Pelvic dysfunction and core weakness can also increase the risk for LBP. Try these exercises: abdominal crunches (bend one knee, place your hands behind your low back, and raise the breast bone toward the ceiling only a few inches and hold); front and side planks (start from the knees if necessary); supine bridges (supine, knees bent, lift the buttocks off the floor); “bird-dog” (kneel on all fours and raise the opposite leg and arm, keep good form, and alternate); and the “dead-bug” (on your back, bend the hips and knees at 90 degrees with your arms reaching toward the ceiling; slowly lower your right arm and left leg and return them to their starting position; repeat with the other arm/leg).

When lifting, bend the knees and hips but NOT your low back; keep weights close to you and lift with your legs. Don’t attempt lifts that you know are too heavy.

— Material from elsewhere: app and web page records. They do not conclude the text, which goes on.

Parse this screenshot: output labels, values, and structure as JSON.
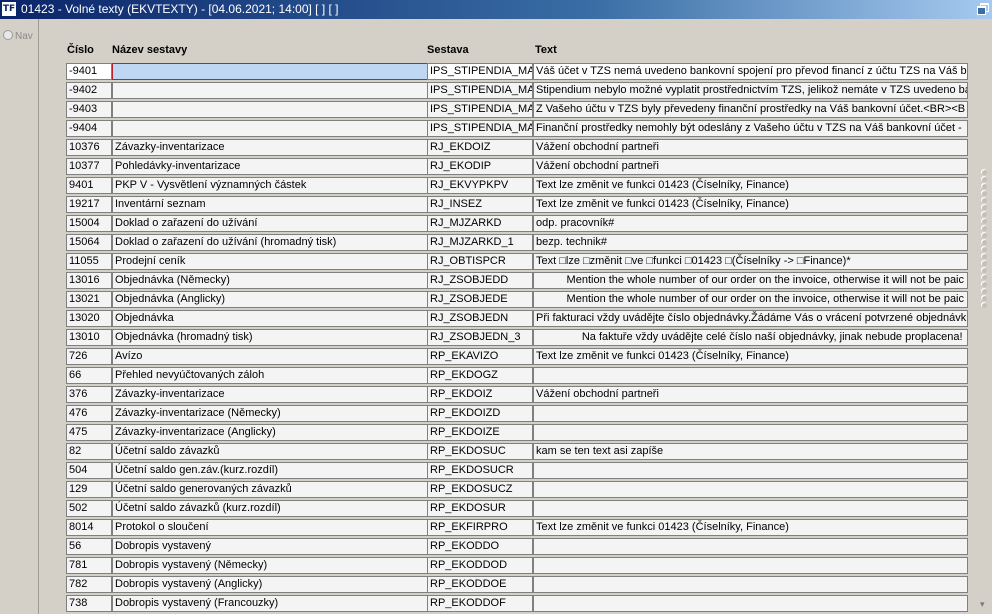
{
  "window": {
    "icon_label": "TF",
    "title": "01423 - Volné texty (EKVTEXTY) - [04.06.2021; 14:00]  [ ]  [ ]",
    "restore_icon": "restore-icon"
  },
  "nav": {
    "label": "Nav"
  },
  "table": {
    "headers": {
      "id": "Číslo",
      "name": "Název sestavy",
      "report": "Sestava",
      "text": "Text"
    },
    "rows": [
      {
        "id": "-9401",
        "name": "",
        "report": "IPS_STIPENDIA_MAIL",
        "text": "Váš účet v TZS nemá uvedeno bankovní spojení pro převod financí z účtu TZS na Váš b"
      },
      {
        "id": "-9402",
        "name": "",
        "report": "IPS_STIPENDIA_MAIL",
        "text": "Stipendium nebylo možné vyplatit prostřednictvím TZS, jelikož nemáte v TZS uvedeno bar"
      },
      {
        "id": "-9403",
        "name": "",
        "report": "IPS_STIPENDIA_MAIL",
        "text": "Z Vašeho účtu v TZS byly převedeny finanční prostředky na Váš bankovní účet.<BR><B"
      },
      {
        "id": "-9404",
        "name": "",
        "report": "IPS_STIPENDIA_MAIL",
        "text": "Finanční prostředky nemohly být odeslány z Vašeho účtu v TZS na Váš bankovní účet -"
      },
      {
        "id": "10376",
        "name": "Závazky-inventarizace",
        "report": "RJ_EKDOIZ",
        "text": "Vážení obchodní partneři"
      },
      {
        "id": "10377",
        "name": "Pohledávky-inventarizace",
        "report": "RJ_EKODIP",
        "text": "Vážení obchodní partneři"
      },
      {
        "id": "9401",
        "name": "PKP V - Vysvětlení významných částek",
        "report": "RJ_EKVYPKPV",
        "text": "Text lze změnit ve funkci 01423 (Číselníky, Finance)"
      },
      {
        "id": "19217",
        "name": "Inventární seznam",
        "report": "RJ_INSEZ",
        "text": "Text lze změnit ve funkci 01423 (Číselníky, Finance)"
      },
      {
        "id": "15004",
        "name": "Doklad o zařazení do užívání",
        "report": "RJ_MJZARKD",
        "text": "odp. pracovník#"
      },
      {
        "id": "15064",
        "name": "Doklad o zařazení do užívání (hromadný tisk)",
        "report": "RJ_MJZARKD_1",
        "text": "bezp. technik#"
      },
      {
        "id": "11055",
        "name": "Prodejní ceník",
        "report": "RJ_OBTISPCR",
        "text": "Text □lze □změnit □ve □funkci □01423 □(Číselníky -> □Finance)*"
      },
      {
        "id": "13016",
        "name": "Objednávka (Německy)",
        "report": "RJ_ZSOBJEDD",
        "text": "          Mention the whole number of our order on the invoice, otherwise it will not be paic"
      },
      {
        "id": "13021",
        "name": "Objednávka (Anglicky)",
        "report": "RJ_ZSOBJEDE",
        "text": "          Mention the whole number of our order on the invoice, otherwise it will not be paic"
      },
      {
        "id": "13020",
        "name": "Objednávka",
        "report": "RJ_ZSOBJEDN",
        "text": "Při fakturaci vždy uvádějte číslo objednávky.Žádáme Vás o vrácení potvrzené objednávk"
      },
      {
        "id": "13010",
        "name": "Objednávka  (hromadný tisk)",
        "report": "RJ_ZSOBJEDN_3",
        "text": "               Na faktuře vždy uvádějte celé číslo naší objednávky, jinak nebude proplacena!"
      },
      {
        "id": "726",
        "name": "Avízo",
        "report": "RP_EKAVIZO",
        "text": "Text lze změnit ve funkci 01423 (Číselníky, Finance)"
      },
      {
        "id": "66",
        "name": "Přehled nevyúčtovaných záloh",
        "report": "RP_EKDOGZ",
        "text": ""
      },
      {
        "id": "376",
        "name": "Závazky-inventarizace",
        "report": "RP_EKDOIZ",
        "text": "Vážení obchodní partneři"
      },
      {
        "id": "476",
        "name": "Závazky-inventarizace (Německy)",
        "report": "RP_EKDOIZD",
        "text": ""
      },
      {
        "id": "475",
        "name": "Závazky-inventarizace (Anglicky)",
        "report": "RP_EKDOIZE",
        "text": ""
      },
      {
        "id": "82",
        "name": "Účetní saldo závazků",
        "report": "RP_EKDOSUC",
        "text": "kam se ten text asi zapíše"
      },
      {
        "id": "504",
        "name": "Účetní saldo gen.záv.(kurz.rozdíl)",
        "report": "RP_EKDOSUCR",
        "text": ""
      },
      {
        "id": "129",
        "name": "Účetní saldo generovaných závazků",
        "report": "RP_EKDOSUCZ",
        "text": ""
      },
      {
        "id": "502",
        "name": "Účetní saldo závazků (kurz.rozdíl)",
        "report": "RP_EKDOSUR",
        "text": ""
      },
      {
        "id": "8014",
        "name": "Protokol o sloučení",
        "report": "RP_EKFIRPRO",
        "text": "Text lze změnit ve funkci 01423 (Číselníky, Finance)"
      },
      {
        "id": "56",
        "name": "Dobropis vystavený",
        "report": "RP_EKODDO",
        "text": ""
      },
      {
        "id": "781",
        "name": "Dobropis vystavený (Německy)",
        "report": "RP_EKODDOD",
        "text": ""
      },
      {
        "id": "782",
        "name": "Dobropis vystavený (Anglicky)",
        "report": "RP_EKODDOE",
        "text": ""
      },
      {
        "id": "738",
        "name": "Dobropis vystavený (Francouzky)",
        "report": "RP_EKODDOF",
        "text": ""
      }
    ]
  }
}
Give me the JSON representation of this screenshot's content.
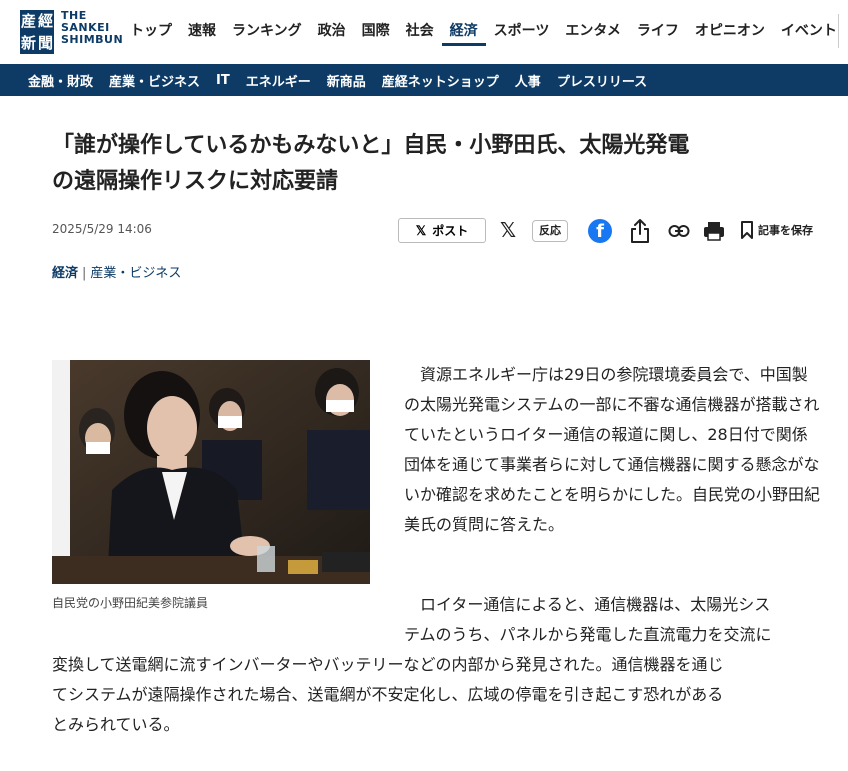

If you have a history of low back pain, research shows that receiving maintenance chiropractic care can help reduce the number of days in which low back pain may hinder your activities.

 

This information should not be substituted for medical or chiropractic advice. Any and all healthcare concerns, decisions, and actions must be done through the advice and counsel of a healthcare professional who is familiar with your updated medical history.

The “Red Flags” of Low Back Pain

15 Oct

Treatment guidelines published around the world note that ruling out “red flags” is a healthcare provider’s number one responsibility, which is in line with the decree exhorted by all healthcare professionals when first entering practice to do no harm. When detected, red flags prompt a doctor to stop and immediately send the patient to the appropriate healthcare provider or emergency department to avoid a catastrophic outcome, which may include death.

The four main red flags cited for low back pain include: cancer, fracture, cauda equine syndrome, and infection. In 1992, Dr. Richard Deyo reported that the patient’s history is more important for identifying red flags than a routine physical exam, especially in the early stages of these conditions. This is partially why new patients need to fill out so much paperwork on their initial visit. These are the factors that suggest red flags when it comes to low back pain:

Cancer: a past history of cancer, unexplained weight loss, failure to improve with a month of therapy, no relief with bed rest, and duration of pain over one month. However, when the combination of age over 50 years, past history of cancer, unexplained weight loss, and failure to improve with one month of therapy exists, the sensitivity or “true-positive” reaches 100%—in other words, IT IS CANCER until proven otherwise!

Cauda equine syndrome: acute onset of urinary retention or overflow incontinence, loss of anal sphincter tone or fecal incontinence, “saddle” anesthesia, and global or progressive motor weakness in the lower limbs.

Infection: prolonged use of corticosteroids (such as organ transplant recipients); intravenous drug use; urinary tract, respiratory tract, or other infection; and immunosuppressant medication and/or condition.

Spinal fracture: history of significant trauma at any age; minor trauma in persons over 50 years of age; patient over 70 years of age with a history of osteoporosis (with or without trauma); and prolonged use of corticosteroids.  A checklist that includes these important historical questions can be easily applied in any practice, which is highly recommended.

All healthcare providers—including chiropractors—managing patients in a primary care setting are obligated to rule out red flags in order to ensure patient safely when rendering treatment for LBP. The good news is that most cases of low back pain aren’t caused by these red flags and respond well to conservative chiropractic care!

This information should not be substituted for medical or chiropractic advice. Any and all healthcare concerns, decisions, and actions must be done through the advice and counsel of a healthcare professional who is familiar with your updated medical history.